The United Nations’ secretary general, António Guterres, convened a special summit on Wednesday in New York City designed to highlight the efforts of the most ambitious global leaders on climate policy — and to implicitly shame those who are dragging their feet.
Mr. Guterres, who has made climate action a centerpiece of his agenda and has called on the world’s largest carbon emitters to rapidly shift away from burning fossil fuels, the main driver of global warming, pledged that only high-level leaders whom he sees as taking climate action seriously would be allowed to speak at the event.
That did not include the leaders of the world’s two biggest polluters, China and the United States.
“Climate action is dwarfed by the scale of the challenge,” Mr. Guterres said in his opening remarks at the summit. “We must make up time lost to foot-dragging, arm-twisting and the naked greed of entrenched interests raking in billions from fossil fuels.”
The Climate Ambition Summit, as the event was called, was held on the sidelines of the annual General Assembly meeting and included leaders of countries, states, cities and companies, and coincided with a U.N. Security Council meeting on the war in Ukraine, which for a second year has dominated the assembly’s agenda.
The summit was a nod by Mr. Guterres to increasing frustration from smaller and poorer countries that the war has been distracting richer nations from pledges they’ve made to help developing countries, most of which bear little responsibility for the emissions warming the planet, manage the risks of climate change and transition to renewable energy.
“I hope that, in the same way we can take Ukraine seriously in the Security Council, we can talk climate change there, too,” said Mia Mottley, the prime minister of Barbados, who has been one of the most outspoken world leaders on climate issues. “This is, in fact, a greater threat because more lives are at stake globally.”
Of the world’s four biggest emitters, only the European Union was invited to speak at the summit. Top leaders from China and India, which are also the world’s most populous countries, did not attend the United Nations meetings this week at all, let alone the climate meeting, furthering a sense that the world body is facing a crisis of confidence under the weight of cascading global emergencies.
Despite its emphasis on ambition, the summit yielded few new concrete pledges. Canada and some European Union countries said they would either allocate more of their budgets to climate finance in the developing world, or reallocate special access they had to funds from international lending institutions to poorer countries.
The only official from the United States invited to speak was Gov. Gavin Newsom of California, who has passed a slew of climate measures and recently announced that California would sue Big Oil, accusing the industry of years of disinformation campaigns.
Mr. Newsom’s speech drew the loudest applause, presumably because it did what many others studiously did not: It confronted fossil fuel producers.
“This climate crisis is a fossil fuel crisis. It’s not complicated,” he said. “It’s the burning of oil, the burning of gas, the burning of coal. We need to call that out. For decades, the oil industry has been playing each and everyone in this room for fools. Their deceit and denial going back decades has created the conditions that persist here today.”
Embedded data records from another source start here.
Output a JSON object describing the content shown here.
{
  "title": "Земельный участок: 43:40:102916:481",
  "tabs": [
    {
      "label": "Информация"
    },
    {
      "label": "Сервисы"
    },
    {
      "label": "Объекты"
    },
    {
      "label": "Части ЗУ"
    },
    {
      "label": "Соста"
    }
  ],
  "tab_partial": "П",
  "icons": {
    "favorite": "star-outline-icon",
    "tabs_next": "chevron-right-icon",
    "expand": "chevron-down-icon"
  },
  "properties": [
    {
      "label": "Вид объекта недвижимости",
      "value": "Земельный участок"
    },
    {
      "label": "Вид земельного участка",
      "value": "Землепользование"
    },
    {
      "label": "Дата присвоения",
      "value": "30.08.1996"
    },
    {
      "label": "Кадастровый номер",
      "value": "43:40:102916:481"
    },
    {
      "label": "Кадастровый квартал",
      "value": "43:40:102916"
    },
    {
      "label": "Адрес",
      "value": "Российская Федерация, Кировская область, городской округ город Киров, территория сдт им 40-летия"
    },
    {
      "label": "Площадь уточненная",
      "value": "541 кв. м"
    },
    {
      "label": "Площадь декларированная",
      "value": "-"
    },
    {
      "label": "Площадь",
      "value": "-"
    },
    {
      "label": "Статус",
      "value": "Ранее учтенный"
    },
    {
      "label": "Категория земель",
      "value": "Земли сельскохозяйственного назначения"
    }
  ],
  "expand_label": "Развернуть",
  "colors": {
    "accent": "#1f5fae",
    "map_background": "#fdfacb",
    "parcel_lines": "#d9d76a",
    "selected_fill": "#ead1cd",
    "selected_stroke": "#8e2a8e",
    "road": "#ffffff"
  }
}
The summit is a precursor to the annual United Nations climate talks known as COP, which start a little more than two months from now in the United Arab Emirates. The Emirates’ status as one of the world’s biggest fossil fuel producers has deepened a credibility crisis for the COP meetings, which have in recent years repeatedly failed to drive consensus around some of the world’s most pressing climate issues.
This year’s COP will have to contend with a report, created at its own instigation, that says that current climate pledges would put the world on track for a hazardous rise of global average temperatures of 2.5 degrees Celsius by 2100, assuming nations followed through on their current pledges.
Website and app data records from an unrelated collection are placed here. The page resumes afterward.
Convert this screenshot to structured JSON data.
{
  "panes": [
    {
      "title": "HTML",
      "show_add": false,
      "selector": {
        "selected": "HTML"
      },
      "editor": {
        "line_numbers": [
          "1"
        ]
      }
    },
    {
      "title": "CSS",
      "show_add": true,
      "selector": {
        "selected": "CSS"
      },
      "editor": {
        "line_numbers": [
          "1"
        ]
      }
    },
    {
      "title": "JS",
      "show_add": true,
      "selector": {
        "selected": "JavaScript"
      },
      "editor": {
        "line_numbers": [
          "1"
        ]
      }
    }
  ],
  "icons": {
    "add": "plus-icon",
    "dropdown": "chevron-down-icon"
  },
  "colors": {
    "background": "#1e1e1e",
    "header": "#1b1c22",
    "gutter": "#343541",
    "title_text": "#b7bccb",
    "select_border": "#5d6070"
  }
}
The window for keeping warming to 1.5 degrees Celsius, generally considered to be the goal of the climate talks, is “rapidly narrowing,” the report said.
The tone of many of the speeches at the climate summit on Wednesday attempted hopefulness, even if they alluded to the increasingly visible cost of inaction in climate-induced emergencies around the world.
But the most compelling calls to action were given by leaders like President Gabriel Boric of Chile, a firebrand young socialist who said the self-congratulation in the room made him feel like delegates were all just trying to help themselves sleep better at night. The only way through this crisis, he said, was unrelenting pressure on laggards, be they fossil fuel companies or countries reluctant to wean themselves from fossil fuels.
“If we’re not able to make those groups yield to the will of the international community, then the truth is we won’t hit our targets,” Mr. Boric said.